Requirement:
How many lines of the listing below contain the word "true"? Reply with that number alone.

Input for this task:

--- START ---

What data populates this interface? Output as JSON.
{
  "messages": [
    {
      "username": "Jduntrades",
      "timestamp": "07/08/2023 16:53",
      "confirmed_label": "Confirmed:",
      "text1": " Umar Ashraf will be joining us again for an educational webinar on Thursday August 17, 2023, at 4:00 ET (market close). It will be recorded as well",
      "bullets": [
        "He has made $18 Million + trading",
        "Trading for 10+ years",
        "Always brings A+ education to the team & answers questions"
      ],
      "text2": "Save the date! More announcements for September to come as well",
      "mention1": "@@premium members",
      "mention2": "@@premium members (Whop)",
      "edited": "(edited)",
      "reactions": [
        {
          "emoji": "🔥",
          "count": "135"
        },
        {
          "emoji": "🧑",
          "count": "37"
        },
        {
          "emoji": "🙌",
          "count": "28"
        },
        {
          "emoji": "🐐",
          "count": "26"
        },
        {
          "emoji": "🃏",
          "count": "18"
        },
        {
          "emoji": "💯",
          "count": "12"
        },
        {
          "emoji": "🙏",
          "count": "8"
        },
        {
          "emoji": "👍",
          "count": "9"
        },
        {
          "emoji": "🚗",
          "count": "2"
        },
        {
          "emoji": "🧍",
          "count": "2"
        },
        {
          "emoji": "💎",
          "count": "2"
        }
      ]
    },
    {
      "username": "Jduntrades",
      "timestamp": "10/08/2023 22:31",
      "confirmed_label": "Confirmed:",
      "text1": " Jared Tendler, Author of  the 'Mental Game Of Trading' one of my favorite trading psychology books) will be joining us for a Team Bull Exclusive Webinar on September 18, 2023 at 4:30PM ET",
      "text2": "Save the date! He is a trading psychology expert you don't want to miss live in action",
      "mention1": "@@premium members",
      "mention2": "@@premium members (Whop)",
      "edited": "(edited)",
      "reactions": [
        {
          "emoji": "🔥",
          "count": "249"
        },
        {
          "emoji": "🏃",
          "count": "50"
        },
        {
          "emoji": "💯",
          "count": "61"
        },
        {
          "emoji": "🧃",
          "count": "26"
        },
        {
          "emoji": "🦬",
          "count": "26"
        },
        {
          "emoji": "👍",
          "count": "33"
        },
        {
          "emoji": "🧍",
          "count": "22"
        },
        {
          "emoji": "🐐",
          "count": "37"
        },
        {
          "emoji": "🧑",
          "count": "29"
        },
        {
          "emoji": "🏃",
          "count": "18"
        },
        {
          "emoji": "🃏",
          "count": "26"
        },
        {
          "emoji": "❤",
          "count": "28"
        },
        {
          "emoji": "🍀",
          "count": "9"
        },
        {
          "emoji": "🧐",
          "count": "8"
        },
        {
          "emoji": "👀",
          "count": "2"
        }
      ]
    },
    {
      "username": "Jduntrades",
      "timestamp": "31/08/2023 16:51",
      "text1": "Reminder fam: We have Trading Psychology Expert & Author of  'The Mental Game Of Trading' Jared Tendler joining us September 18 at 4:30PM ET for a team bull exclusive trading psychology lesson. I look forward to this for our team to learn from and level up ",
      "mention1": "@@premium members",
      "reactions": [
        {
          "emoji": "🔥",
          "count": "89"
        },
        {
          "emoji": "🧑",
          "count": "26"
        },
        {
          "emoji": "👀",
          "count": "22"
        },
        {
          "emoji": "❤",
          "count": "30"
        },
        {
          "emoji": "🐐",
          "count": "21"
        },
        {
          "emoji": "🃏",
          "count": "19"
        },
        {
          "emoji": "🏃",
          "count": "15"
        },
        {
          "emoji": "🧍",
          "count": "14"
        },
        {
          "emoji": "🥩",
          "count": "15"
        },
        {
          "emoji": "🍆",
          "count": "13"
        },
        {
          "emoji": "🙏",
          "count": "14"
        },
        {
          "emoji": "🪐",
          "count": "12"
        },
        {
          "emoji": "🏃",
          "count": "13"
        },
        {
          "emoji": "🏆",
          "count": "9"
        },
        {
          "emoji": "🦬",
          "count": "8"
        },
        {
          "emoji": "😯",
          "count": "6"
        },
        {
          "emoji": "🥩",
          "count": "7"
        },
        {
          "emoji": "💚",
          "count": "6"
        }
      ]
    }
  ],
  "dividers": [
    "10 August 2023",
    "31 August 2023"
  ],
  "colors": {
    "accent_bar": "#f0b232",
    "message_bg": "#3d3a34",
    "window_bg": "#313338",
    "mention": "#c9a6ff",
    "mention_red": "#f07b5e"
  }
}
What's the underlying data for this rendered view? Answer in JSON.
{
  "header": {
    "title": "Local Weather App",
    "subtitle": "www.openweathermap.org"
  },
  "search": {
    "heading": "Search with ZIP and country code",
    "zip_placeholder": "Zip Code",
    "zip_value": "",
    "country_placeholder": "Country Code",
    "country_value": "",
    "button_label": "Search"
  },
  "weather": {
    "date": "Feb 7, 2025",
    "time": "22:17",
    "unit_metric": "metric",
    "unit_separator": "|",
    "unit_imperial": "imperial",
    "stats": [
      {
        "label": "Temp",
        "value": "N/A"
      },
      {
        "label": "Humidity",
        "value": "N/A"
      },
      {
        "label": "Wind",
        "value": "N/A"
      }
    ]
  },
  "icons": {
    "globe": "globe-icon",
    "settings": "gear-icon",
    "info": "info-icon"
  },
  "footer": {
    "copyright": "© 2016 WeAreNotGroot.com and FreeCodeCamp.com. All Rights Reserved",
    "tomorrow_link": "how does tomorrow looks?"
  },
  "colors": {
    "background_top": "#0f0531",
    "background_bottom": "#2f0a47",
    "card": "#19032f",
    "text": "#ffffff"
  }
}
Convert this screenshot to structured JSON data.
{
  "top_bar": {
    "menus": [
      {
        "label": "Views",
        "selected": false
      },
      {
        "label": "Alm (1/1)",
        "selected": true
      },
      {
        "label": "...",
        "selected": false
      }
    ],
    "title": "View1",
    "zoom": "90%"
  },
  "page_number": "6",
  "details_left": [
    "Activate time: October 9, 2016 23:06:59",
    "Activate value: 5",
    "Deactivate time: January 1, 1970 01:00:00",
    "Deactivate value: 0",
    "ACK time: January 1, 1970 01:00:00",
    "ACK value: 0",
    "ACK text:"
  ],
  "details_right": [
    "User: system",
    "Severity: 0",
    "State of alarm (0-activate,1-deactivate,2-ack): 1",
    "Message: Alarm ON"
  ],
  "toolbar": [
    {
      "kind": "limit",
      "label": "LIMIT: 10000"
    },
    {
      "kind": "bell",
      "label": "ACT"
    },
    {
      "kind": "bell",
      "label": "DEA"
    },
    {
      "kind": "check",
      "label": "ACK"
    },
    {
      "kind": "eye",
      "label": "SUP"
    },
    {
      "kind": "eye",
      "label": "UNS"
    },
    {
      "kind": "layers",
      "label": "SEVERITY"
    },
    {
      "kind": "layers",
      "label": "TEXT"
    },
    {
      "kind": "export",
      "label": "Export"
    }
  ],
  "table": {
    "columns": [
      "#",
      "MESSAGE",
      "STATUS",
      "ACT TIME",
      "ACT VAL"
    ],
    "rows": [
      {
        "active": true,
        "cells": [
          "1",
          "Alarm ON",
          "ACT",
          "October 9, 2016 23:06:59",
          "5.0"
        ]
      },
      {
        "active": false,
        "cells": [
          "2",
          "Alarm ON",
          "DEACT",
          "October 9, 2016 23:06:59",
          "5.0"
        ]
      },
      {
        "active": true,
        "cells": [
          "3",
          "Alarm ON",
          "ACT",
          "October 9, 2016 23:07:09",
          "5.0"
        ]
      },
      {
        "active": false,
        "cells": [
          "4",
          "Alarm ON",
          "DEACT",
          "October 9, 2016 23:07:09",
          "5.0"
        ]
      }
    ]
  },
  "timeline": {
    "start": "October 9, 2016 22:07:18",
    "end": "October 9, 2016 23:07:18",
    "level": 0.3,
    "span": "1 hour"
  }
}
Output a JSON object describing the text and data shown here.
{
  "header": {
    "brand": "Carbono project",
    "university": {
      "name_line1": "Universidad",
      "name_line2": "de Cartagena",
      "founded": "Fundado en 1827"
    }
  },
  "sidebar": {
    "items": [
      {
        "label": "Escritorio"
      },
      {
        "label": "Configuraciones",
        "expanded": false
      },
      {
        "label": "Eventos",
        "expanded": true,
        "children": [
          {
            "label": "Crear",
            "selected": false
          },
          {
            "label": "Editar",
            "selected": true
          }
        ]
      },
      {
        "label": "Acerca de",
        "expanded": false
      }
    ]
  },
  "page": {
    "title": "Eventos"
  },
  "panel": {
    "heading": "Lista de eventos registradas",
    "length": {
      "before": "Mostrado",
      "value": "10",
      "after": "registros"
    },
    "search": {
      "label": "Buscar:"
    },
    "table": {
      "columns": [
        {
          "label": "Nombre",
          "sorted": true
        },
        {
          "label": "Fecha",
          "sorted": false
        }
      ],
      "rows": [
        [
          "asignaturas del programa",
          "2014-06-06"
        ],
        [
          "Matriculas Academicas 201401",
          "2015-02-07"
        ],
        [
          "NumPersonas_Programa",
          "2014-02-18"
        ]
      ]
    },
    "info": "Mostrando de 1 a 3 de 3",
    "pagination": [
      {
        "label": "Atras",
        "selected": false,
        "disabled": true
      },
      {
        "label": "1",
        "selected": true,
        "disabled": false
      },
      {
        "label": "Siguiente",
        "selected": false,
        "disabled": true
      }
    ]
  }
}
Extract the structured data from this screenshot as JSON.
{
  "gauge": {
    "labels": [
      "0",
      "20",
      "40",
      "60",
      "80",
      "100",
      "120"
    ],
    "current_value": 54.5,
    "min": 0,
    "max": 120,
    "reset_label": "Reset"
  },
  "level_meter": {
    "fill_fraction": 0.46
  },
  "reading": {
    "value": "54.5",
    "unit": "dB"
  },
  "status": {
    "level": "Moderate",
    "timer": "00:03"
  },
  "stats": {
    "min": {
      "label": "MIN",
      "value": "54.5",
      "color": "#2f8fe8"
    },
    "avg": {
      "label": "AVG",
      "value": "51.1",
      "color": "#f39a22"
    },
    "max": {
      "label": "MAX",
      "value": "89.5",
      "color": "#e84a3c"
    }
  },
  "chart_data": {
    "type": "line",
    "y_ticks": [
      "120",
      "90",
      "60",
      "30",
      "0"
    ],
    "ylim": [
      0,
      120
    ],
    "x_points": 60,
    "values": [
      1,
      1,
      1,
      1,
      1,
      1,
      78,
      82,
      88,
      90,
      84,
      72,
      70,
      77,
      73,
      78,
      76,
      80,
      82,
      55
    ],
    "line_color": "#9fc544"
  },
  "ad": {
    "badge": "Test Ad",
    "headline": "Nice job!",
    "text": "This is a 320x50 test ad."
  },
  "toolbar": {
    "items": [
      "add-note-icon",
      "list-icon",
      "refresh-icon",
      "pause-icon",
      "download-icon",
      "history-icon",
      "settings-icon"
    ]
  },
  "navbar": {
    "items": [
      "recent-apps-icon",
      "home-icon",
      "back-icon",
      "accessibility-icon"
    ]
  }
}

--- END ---

Written reply:
9